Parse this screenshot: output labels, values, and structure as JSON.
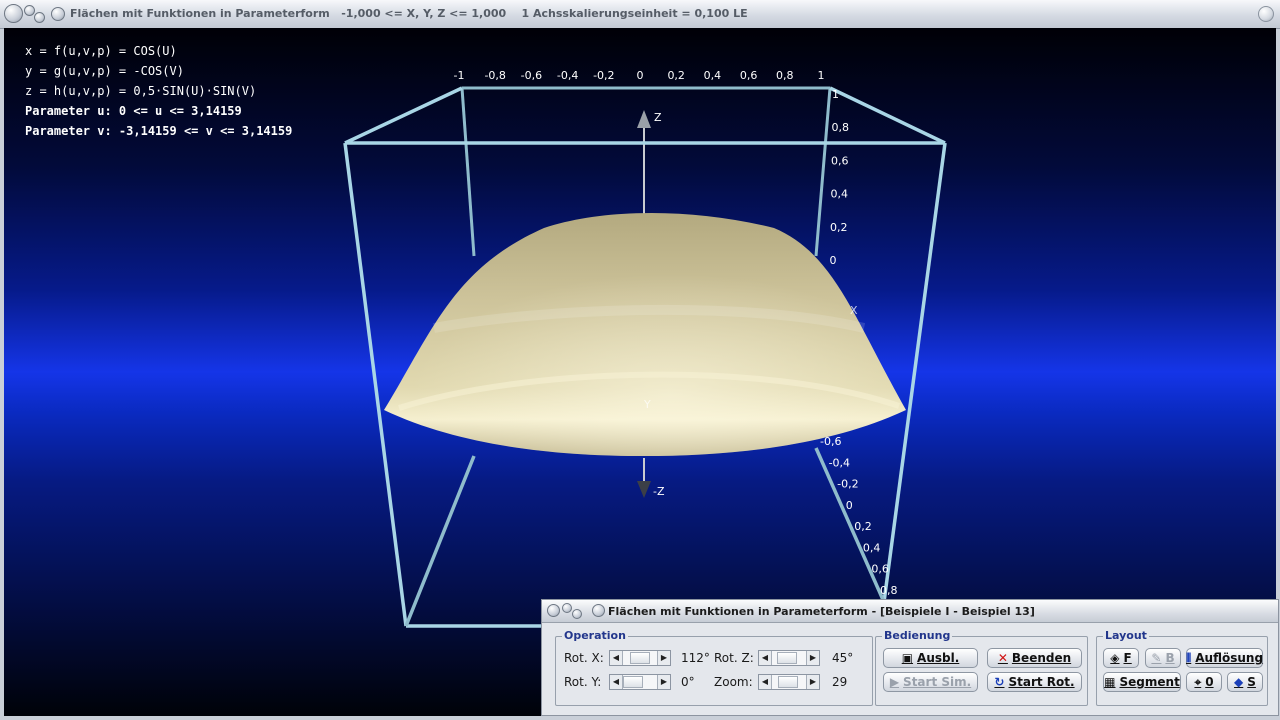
{
  "window": {
    "title": "Flächen mit Funktionen in Parameterform   -1,000 <= X, Y, Z <= 1,000    1 Achsskalierungseinheit = 0,100 LE"
  },
  "equations": {
    "x": "x = f(u,v,p) = COS(U)",
    "y": "y = g(u,v,p) = -COS(V)",
    "z": "z = h(u,v,p) = 0,5·SIN(U)·SIN(V)",
    "param_u": "Parameter u: 0 <= u <= 3,14159",
    "param_v": "Parameter v: -3,14159 <= v <= 3,14159"
  },
  "scene": {
    "top_ticks": [
      "-1",
      "-0,8",
      "-0,6",
      "-0,4",
      "-0,2",
      "0",
      "0,2",
      "0,4",
      "0,6",
      "0,8",
      "1"
    ],
    "right_ticks": [
      "1",
      "0,8",
      "0,6",
      "0,4",
      "0,2",
      "0"
    ],
    "depth_ticks": [
      "-0,6",
      "-0,4",
      "-0,2",
      "0",
      "0,2",
      "0,4",
      "0,6",
      "0,8"
    ],
    "axis_z": "Z",
    "axis_minus_z": "-Z",
    "axis_x": "X",
    "axis_y": "Y",
    "colors": {
      "frame": "#a9d6e6",
      "surface": "#cdc39a"
    }
  },
  "panel": {
    "title": "Flächen mit Funktionen in Parameterform - [Beispiele I - Beispiel 13]",
    "operation": {
      "label": "Operation",
      "rot_x_label": "Rot. X:",
      "rot_x_value": "112°",
      "rot_y_label": "Rot. Y:",
      "rot_y_value": "0°",
      "rot_z_label": "Rot. Z:",
      "rot_z_value": "45°",
      "zoom_label": "Zoom:",
      "zoom_value": "29"
    },
    "bedienung": {
      "label": "Bedienung",
      "ausbl": "Ausbl.",
      "beenden": "Beenden",
      "start_sim": "Start Sim.",
      "start_rot": "Start Rot."
    },
    "layout": {
      "label": "Layout",
      "f": "F",
      "b": "B",
      "aufloesung": "Auflösung",
      "segment": "Segment",
      "zero": "0",
      "s": "S"
    }
  }
}
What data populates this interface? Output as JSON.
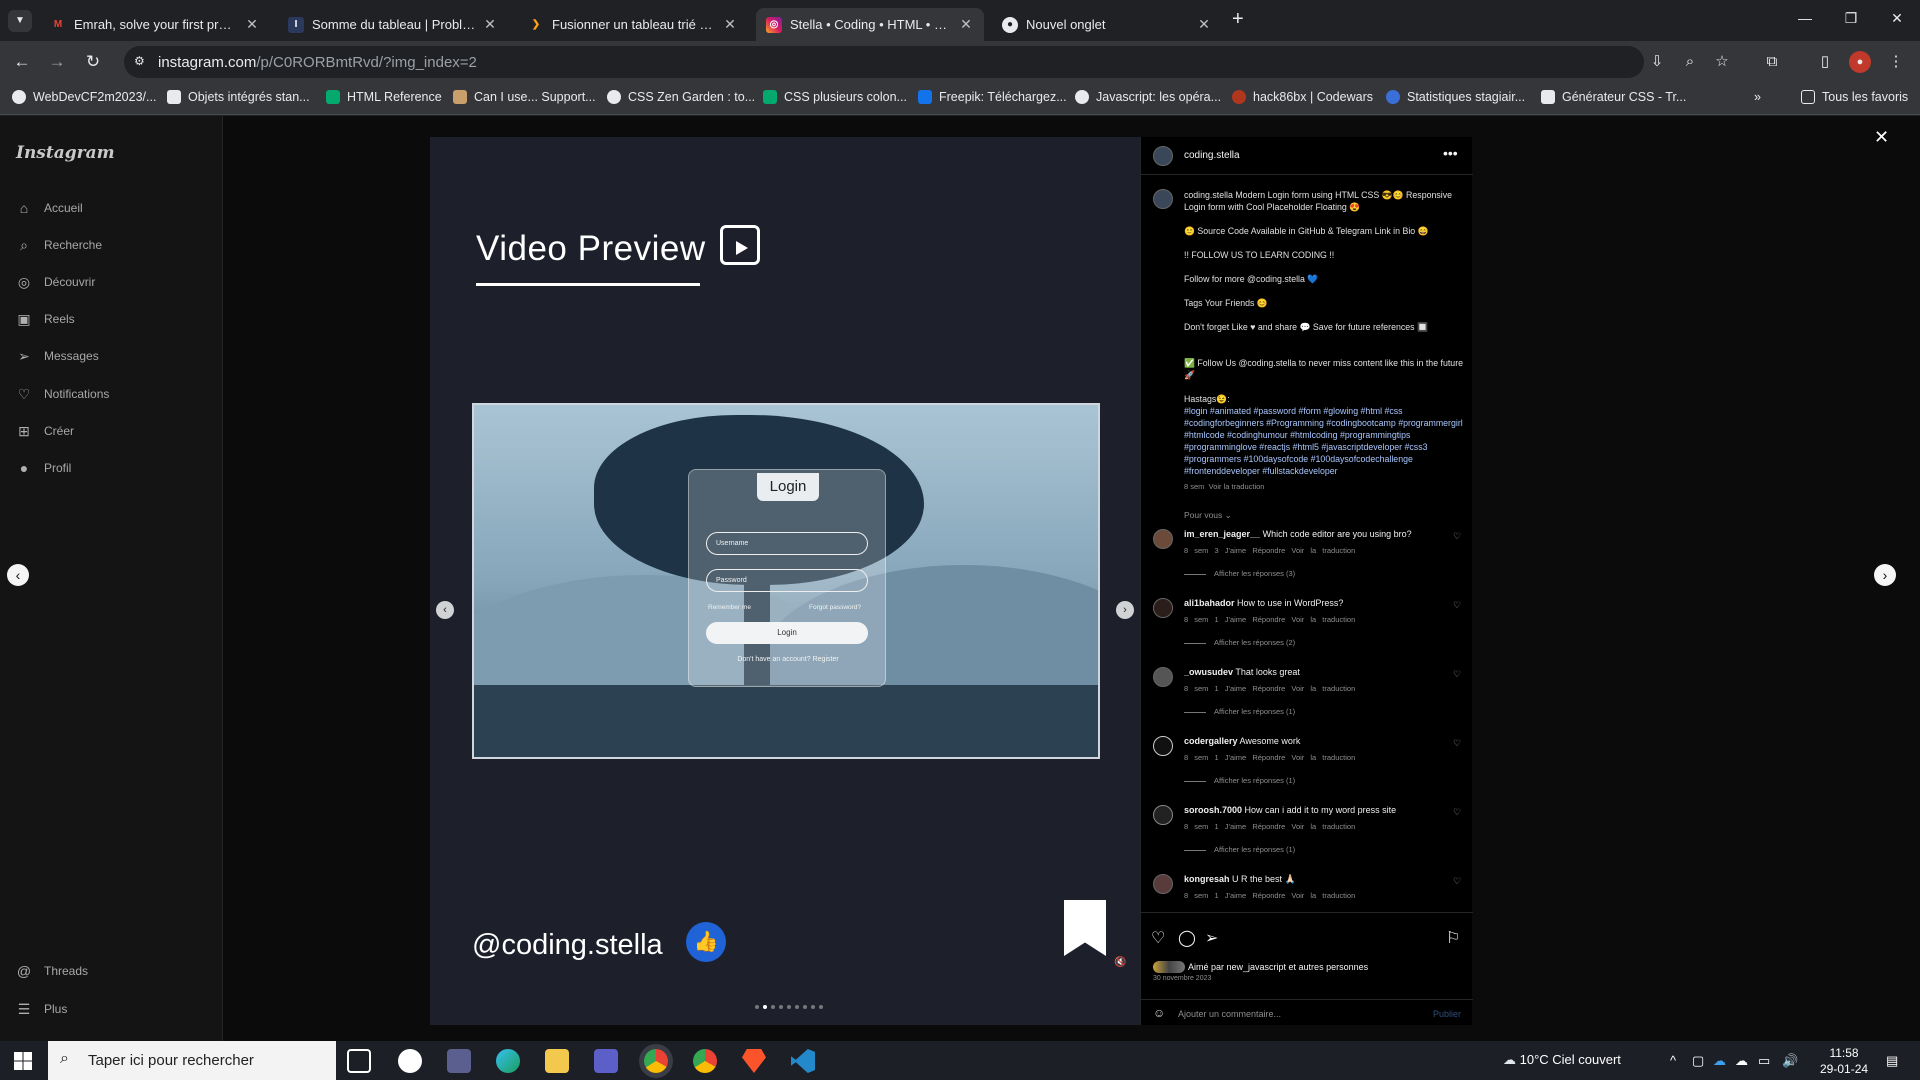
{
  "browser": {
    "tabs": [
      {
        "title": "Emrah, solve your first problem",
        "favicon": "gmail-icon",
        "active": false
      },
      {
        "title": "Somme du tableau | Problème",
        "favicon": "leetcode-icon",
        "active": false
      },
      {
        "title": "Fusionner un tableau trié - Leet",
        "favicon": "leetcode-icon",
        "active": false
      },
      {
        "title": "Stella • Coding • HTML • CSS • J",
        "favicon": "instagram-icon",
        "active": true
      },
      {
        "title": "Nouvel onglet",
        "favicon": "chrome-icon",
        "active": false
      }
    ],
    "url_host": "instagram.com",
    "url_path": "/p/C0RORBmtRvd/?img_index=2",
    "bookmarks": [
      "WebDevCF2m2023/...",
      "Objets intégrés stan...",
      "HTML Reference",
      "Can I use... Support...",
      "CSS Zen Garden : to...",
      "CSS plusieurs colon...",
      "Freepik: Téléchargez...",
      "Javascript: les opéra...",
      "hack86bx | Codewars",
      "Statistiques stagiair...",
      "Générateur CSS - Tr..."
    ],
    "bookmarks_folder": "Tous les favoris"
  },
  "sidebar": {
    "logo": "Instagram",
    "items": [
      {
        "label": "Accueil",
        "icon": "home-icon"
      },
      {
        "label": "Recherche",
        "icon": "search-icon"
      },
      {
        "label": "Découvrir",
        "icon": "compass-icon"
      },
      {
        "label": "Reels",
        "icon": "reels-icon"
      },
      {
        "label": "Messages",
        "icon": "send-icon"
      },
      {
        "label": "Notifications",
        "icon": "heart-icon"
      },
      {
        "label": "Créer",
        "icon": "plus-square-icon"
      },
      {
        "label": "Profil",
        "icon": "profile-icon"
      }
    ],
    "bottom_items": [
      {
        "label": "Threads",
        "icon": "threads-icon"
      },
      {
        "label": "Plus",
        "icon": "menu-icon"
      }
    ]
  },
  "media": {
    "title": "Video Preview",
    "handle": "@coding.stella",
    "login": {
      "title": "Login",
      "username_placeholder": "Username",
      "password_placeholder": "Password",
      "remember": "Remember me",
      "forgot": "Forgot password?",
      "button": "Login",
      "register": "Don't have an account? Register"
    }
  },
  "post": {
    "username": "coding.stella",
    "caption": [
      "coding.stella Modern Login form using HTML CSS 😎😊 Responsive Login form with Cool Placeholder Floating 😍",
      "🙂 Source Code Available in GitHub & Telegram Link in  Bio 😄",
      "!! FOLLOW US TO LEARN CODING !!",
      "Follow for more @coding.stella 💙",
      "Tags Your Friends 😊",
      "Don't forget Like ♥ and share 💬 Save for future references 🔲",
      "✅ Follow Us @coding.stella to never miss content like this in the future 🚀",
      "Hastags😉:"
    ],
    "hashtags": "#login #animated #password #form #glowing #html #css #codingforbeginners #Programming #codingbootcamp #programmergirl #htmlcode #codinghumour #htmlcoding #programmingtips #programminglove #reactjs #html5 #javascriptdeveloper #css3 #programmers #100daysofcode #100daysofcodechallenge #frontenddeveloper #fullstackdeveloper",
    "caption_time": "8 sem",
    "see_translation": "Voir la traduction",
    "filter": "Pour vous",
    "comments": [
      {
        "user": "im_eren_jeager__",
        "text": "Which code editor are you using bro?",
        "time": "8 sem",
        "likes": "3 J'aime",
        "reply": "Répondre",
        "translate": "Voir la traduction",
        "replies": "Afficher les réponses (3)"
      },
      {
        "user": "ali1bahador",
        "text": "How to use in WordPress?",
        "time": "8 sem",
        "likes": "1 J'aime",
        "reply": "Répondre",
        "translate": "Voir la traduction",
        "replies": "Afficher les réponses (2)"
      },
      {
        "user": "_owusudev",
        "text": "That looks great",
        "time": "8 sem",
        "likes": "1 J'aime",
        "reply": "Répondre",
        "translate": "Voir la traduction",
        "replies": "Afficher les réponses (1)"
      },
      {
        "user": "codergallery",
        "text": "Awesome work",
        "time": "8 sem",
        "likes": "1 J'aime",
        "reply": "Répondre",
        "translate": "Voir la traduction",
        "replies": "Afficher les réponses (1)"
      },
      {
        "user": "soroosh.7000",
        "text": "How can i add it to my word press site",
        "time": "8 sem",
        "likes": "1 J'aime",
        "reply": "Répondre",
        "translate": "Voir la traduction",
        "replies": "Afficher les réponses (1)"
      },
      {
        "user": "kongresah",
        "text": "U R the best 🙏🏻",
        "time": "8 sem",
        "likes": "1 J'aime",
        "reply": "Répondre",
        "translate": "Voir la traduction",
        "replies": ""
      }
    ],
    "liked_by": "Aimé par new_javascript et autres personnes",
    "date": "30 novembre 2023",
    "comment_placeholder": "Ajouter un commentaire...",
    "publish": "Publier"
  },
  "taskbar": {
    "search_placeholder": "Taper ici pour rechercher",
    "weather": "10°C  Ciel couvert",
    "time": "11:58",
    "date": "29-01-24"
  }
}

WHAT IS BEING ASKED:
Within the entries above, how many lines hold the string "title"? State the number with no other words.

SOLUTION TO THIS EXERCISE:
9